- _What you are asked to do_
A single figure is required: the number of lines in the listing below containing the word "Insertions".

- _Given entries_
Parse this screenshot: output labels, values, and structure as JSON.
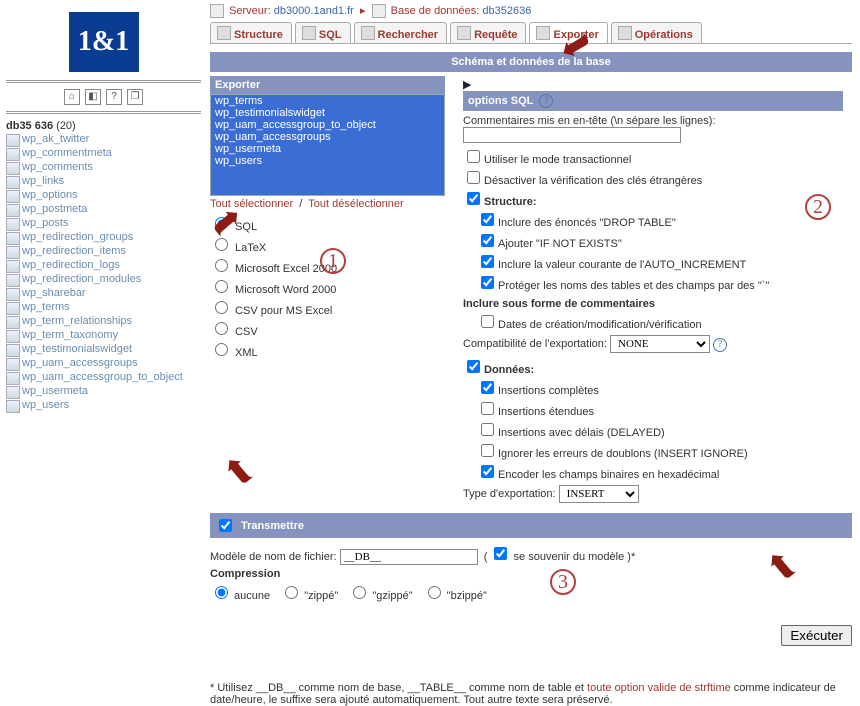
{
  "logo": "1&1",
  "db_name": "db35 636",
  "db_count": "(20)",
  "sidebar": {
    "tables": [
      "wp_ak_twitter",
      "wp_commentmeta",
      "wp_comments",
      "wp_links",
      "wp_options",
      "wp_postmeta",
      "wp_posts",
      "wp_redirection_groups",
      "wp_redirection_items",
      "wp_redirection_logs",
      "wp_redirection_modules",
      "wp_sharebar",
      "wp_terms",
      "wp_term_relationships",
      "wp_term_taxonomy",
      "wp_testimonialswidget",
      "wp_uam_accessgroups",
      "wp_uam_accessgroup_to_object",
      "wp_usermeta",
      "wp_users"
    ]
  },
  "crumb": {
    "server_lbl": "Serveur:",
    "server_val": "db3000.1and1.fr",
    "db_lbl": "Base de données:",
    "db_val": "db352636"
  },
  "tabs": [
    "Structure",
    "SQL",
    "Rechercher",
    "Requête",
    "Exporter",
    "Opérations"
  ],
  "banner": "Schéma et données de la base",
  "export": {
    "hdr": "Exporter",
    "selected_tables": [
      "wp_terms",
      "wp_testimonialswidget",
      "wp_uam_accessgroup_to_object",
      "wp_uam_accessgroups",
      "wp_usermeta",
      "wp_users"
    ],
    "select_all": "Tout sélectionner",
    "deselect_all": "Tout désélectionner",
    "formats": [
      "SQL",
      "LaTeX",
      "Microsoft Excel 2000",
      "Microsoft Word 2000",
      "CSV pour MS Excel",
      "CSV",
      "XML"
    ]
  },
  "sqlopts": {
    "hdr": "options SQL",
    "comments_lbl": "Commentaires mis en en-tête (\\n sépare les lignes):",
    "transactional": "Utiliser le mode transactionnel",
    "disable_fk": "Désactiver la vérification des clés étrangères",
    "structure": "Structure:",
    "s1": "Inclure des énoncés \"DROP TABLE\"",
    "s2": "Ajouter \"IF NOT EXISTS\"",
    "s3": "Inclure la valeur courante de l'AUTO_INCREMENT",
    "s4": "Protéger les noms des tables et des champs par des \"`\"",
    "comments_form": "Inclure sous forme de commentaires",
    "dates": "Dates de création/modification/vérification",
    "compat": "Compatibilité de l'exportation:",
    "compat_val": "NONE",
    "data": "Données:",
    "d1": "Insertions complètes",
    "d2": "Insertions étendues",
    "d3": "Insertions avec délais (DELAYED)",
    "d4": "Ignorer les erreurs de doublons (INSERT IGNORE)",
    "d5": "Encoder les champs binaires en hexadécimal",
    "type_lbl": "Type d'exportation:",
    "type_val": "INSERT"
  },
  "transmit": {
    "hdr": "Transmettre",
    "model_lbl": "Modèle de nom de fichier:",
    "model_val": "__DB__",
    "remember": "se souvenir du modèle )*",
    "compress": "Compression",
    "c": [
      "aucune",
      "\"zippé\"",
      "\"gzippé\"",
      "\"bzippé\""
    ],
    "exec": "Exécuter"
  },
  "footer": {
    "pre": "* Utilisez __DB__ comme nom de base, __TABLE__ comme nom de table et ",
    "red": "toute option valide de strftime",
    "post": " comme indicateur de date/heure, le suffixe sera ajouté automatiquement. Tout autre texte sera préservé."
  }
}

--

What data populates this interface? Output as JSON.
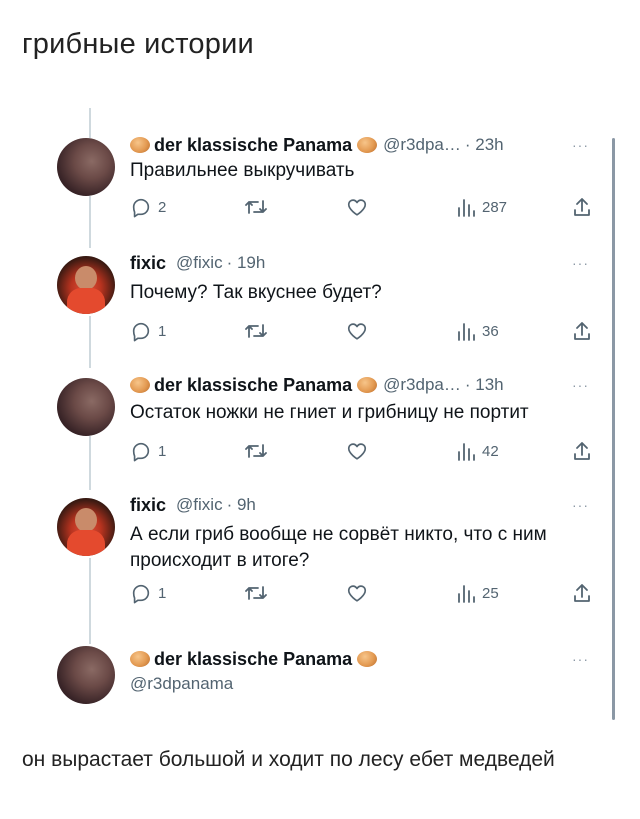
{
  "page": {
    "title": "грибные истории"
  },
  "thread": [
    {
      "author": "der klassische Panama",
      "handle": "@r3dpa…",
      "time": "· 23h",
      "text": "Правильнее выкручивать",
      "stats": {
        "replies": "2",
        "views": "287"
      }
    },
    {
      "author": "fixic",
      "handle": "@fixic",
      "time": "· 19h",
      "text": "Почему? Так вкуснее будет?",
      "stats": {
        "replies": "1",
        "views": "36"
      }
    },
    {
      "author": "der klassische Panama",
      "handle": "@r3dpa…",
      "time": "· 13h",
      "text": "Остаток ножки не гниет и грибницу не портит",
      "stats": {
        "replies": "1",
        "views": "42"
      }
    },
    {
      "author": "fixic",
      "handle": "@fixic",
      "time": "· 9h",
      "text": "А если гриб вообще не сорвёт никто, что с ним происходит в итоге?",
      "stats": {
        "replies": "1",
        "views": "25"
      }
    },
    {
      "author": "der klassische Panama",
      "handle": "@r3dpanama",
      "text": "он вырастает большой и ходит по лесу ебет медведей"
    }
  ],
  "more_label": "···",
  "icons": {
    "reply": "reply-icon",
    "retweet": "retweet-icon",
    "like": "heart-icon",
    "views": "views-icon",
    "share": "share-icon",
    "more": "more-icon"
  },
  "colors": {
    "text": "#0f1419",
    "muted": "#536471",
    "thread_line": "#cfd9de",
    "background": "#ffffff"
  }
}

- _Expected answer_
3